‘impressed with the clarity of the presentation’ 'the best training I've ever attended'
‘facilitators knowledge and experience is very helpful’ ‘first class training’
"totally empowering and enlightening” “highly recommended”
'liked best the willingness of presenters to explore questions from delegates’ ‘fantastic, very thorough’
Our trainers, Melanie Goodwin and Kathryn Livingston each have about 15 years experience dleivering this and other trainings. They provide a unique professionally-delivered training which seamlessly combines information on prevalent theories, experienced professionals’ understanding of dissociation, working with and supporting those who have complex dissociative disorders, together with their own personal insights. This complex subject is brought to life and relevance with sensitivity using appropriate and generous sharing of their personal experiences of living with and ongoing recovery from dissociative identity disorder. Their ethos and training styles recognises that participants too have relevant existing skills and experience. Their knowledge, approachability and facilitation skills help to build participants confidence in working with this client group.
Who should attend? - anyone whose paid or voluntary work involves providing sevices to vulnerable adults in any setting. Whether or not you work specifically with chronically traumatised individuals it is likely that some of your clients have been affected by childhood trauma and could have a diagnosed or undiagnosed complex dissociative disorder, including dissociative identity disorder (D.I.D.) and similar conditions, and this will affect your work with them. Previous participants include mental health & social care professionals from a variety of disciplines, professionally unaffiliated support staff and family & friends who support dissociative survivors, The settings they have worked in include general health, mental health, addictions, family services, rape & sexual violence, domestic violence, housing associations, counselling, psychotherapy, clincal psychology, education, criminal justice services, social and pastoral care in the statutory, voluntary and private sectors. have also found the workshops helpful.
What about dissociative survivors (including survivor-professionals)? Some individuals who have lived experience of trauma and/or complex dissociative conditions may find the workshops useful psychoeducational resources, at certain stages of their recovery.
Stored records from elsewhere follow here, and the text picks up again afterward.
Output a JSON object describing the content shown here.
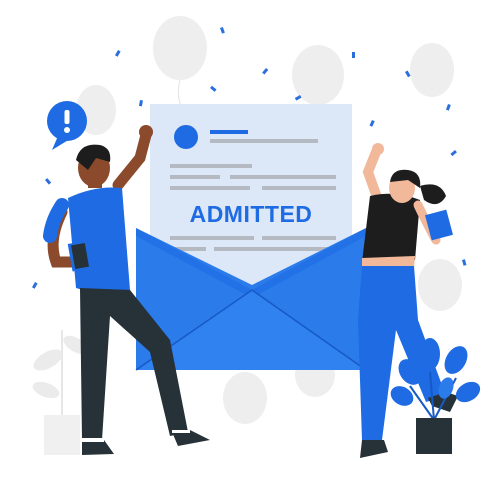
{
  "letter": {
    "status_text": "ADMITTED"
  },
  "colors": {
    "primary_blue": "#1E6BE3",
    "envelope_blue": "#2B7BEA",
    "envelope_dark": "#1659C7",
    "letter_paper": "#DCE7F7",
    "text_lines": "#B5BAC2",
    "skin_dark": "#8A4A2B",
    "skin_light": "#F2B89A",
    "hair_dark": "#1D1D1D",
    "pants_dark": "#263238",
    "balloon_grey": "#EEEEEE",
    "confetti": "#2B6FDE"
  },
  "icons": {
    "alert_badge": "exclamation-icon",
    "plant": "plant-icon"
  }
}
However the workshops are not support groups and all participants will be expected to be responsible for their own learning and self-care. Not all survivors are at a stage of their recovery to benefit from this kind of learning. The workshops are intense, potentially triggering and could unintentionally re-traumatise, although no graphic descriptions of trauma are included. For this reason it is recommended that survivors (including survivor-professionals) seek advice about attending from someone who cares about them and knows them reasonably well. Attending with a supporter may be advisable.
Fee includes comprehensive delegate pack(s) delivered electonically for you to print off and bring with you on the day(s), a copy of DVD "A Logical Way of Being - the reality of living with DID", a copy of Mind booklet "Understanding Dissociative Disorders", CPD attendance certificate(s) and hot/cold drinks.
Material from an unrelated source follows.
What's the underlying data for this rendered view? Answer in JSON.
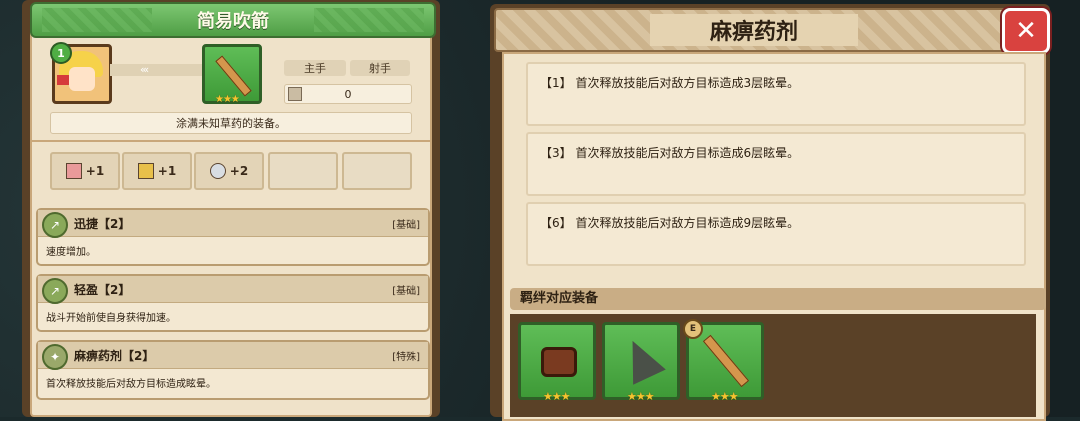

LUNCH IS NOT INCLUDED - Please bring your own
When & Where
First Person Plural
First Person Plural was established in 1997 and has been providing training and awareness raising about complex dissociation for most of this time. FPP is the only national membership charity in the UK which exclusively works for and on behalf of those affected by dissociative identity disorder (DID) (sometimes called multiple personality disorder – MPD) or the similar childhood-trauma-related complex dissociative disorder unhelpfully known as type 1 dissociative disorder not otherwise specified (DDNOS) or type 1 other specified dissociative disorder (OSDD) in DSMv. It prides itself on working collaboratively with related organisations which share the same ethos and similar aims as FPP. This includes ESTD, TAG, Pottergate Centre for Dissociation and Trauma, The Survivors Trust, CWP NHS Foundation Trust and others.